Students Launch Web Networking Service
By Klaus Hamm
Harvard Law Record
Friday, April 30, 1999

For Samir Bukhari ’99, working at a New York City law firm last summer
was a bit like the visit Ebenezer Scrooge once received from the ghost
of Christmas future.

Seeing lawyers working under so much pressure and in such an alienating
environment that it strained their personal lives, Bukhari saw a vision
of what he did not want to become. And like Scrooge, Bukhari has
decided to do something about it.

His answer is freeforlunch.com – a Web site founded by Bukhari and three
classmates at HLS. Designed to link professionals with similar
interstes, the third-year students see the often informal culture of
e-mail as a way to make the corporate world they are about to enter a
more pleasant place.

“The idea is to give professionals a flexible tool to join communities
where none existed.” Bukhari said.

Schedule to launch at the end of May, freeforlunch.com will ask users to
describe their personal and professional interests and to select
preferences. The Web will use matching technology to find
similar-minded people and then send the professionals and e-mail
notifying them that there people are free for lunch. From there, making
the contact is up to the professionals.

It may sound like a computer-assisted dating service, but Bukhari
insists the service is designed to focus on professional connections,
rather than purely personal ones.

Generally, the question we’re most frequently asked is whether or not
this is just a dating service and the answer to that is absolutely not,”
he said.

Eventually, the four founders hope the Web site will take on a life of
its own and become a center for various professional communities.
Co-founder Paul Oostburg Sanz ’99 sees it as a way for minorities to
increase their Web presence and build professional communities more
easily. The third-year students also envision the service fertilizing
cross-professional connections, for example linking lawyers with

The overarching vision, though, will be to combat workplace alienation
and isolation, a phenomenon co-founder Ketan Jhaveri ’99 noticed soon
after starting work as a summer associate last year.

“As soon as you walked into a law firm, you communicated very, very
differently with the same people,” he said. “There was something not
very personal and inhumane about it. There’s something very dishonest
about it.”

In the face of this environment, Jhaveri and Bukhari found their e-mail
communcations taking on the qualities their professional communications
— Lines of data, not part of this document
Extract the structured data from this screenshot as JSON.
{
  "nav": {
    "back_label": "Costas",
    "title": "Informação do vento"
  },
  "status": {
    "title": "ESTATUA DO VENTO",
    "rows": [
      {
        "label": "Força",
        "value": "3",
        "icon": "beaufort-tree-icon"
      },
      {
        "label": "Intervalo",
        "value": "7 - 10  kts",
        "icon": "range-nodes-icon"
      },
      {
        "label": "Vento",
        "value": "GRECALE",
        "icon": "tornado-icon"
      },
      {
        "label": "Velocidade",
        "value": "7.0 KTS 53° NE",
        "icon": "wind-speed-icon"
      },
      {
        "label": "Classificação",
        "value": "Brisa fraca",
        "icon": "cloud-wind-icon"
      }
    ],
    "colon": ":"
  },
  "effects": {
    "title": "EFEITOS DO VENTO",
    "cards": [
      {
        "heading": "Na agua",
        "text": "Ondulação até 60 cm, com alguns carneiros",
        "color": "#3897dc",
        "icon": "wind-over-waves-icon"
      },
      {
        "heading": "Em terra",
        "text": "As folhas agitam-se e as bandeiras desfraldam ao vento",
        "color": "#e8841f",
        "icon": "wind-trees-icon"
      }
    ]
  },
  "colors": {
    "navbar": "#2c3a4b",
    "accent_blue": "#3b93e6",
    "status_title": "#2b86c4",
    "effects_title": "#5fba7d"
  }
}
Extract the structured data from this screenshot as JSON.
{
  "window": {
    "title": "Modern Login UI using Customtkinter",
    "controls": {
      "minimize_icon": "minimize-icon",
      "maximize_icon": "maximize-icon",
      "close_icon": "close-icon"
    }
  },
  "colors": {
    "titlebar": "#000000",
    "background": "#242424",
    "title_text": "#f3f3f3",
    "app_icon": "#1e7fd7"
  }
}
“We realized that one way a lot of us tended to communicate with each
other was through e-mail,” Bukhari said. “In fact, people’s e-mail
lives were really bursting with the richness of new acquaintances.”

“We think people just talk different on e-mail then they do in the
office,” Jhaveri said.

This realization, of course, led to the creation of freeforlunch.com.
The goal is to have the liveliness of e-mail communications cross over
into real life communciations.

Each of the four students has made a small investment in the service.
To help with the technical aspects, they have engaged a programmer and a
Web site designer, both from California. The service will be free, and
although they haven’t ruled out eventually seeking venture capital, the
third-year studetns say their goal is not to crete a money-making

“Our guiding philosophy has been that the relationships in the office
need to be transformed, and we want to replace this sterility, we call
it boardroom sterility, into lunch-room civility,” Bukhari said.

Available May 24th.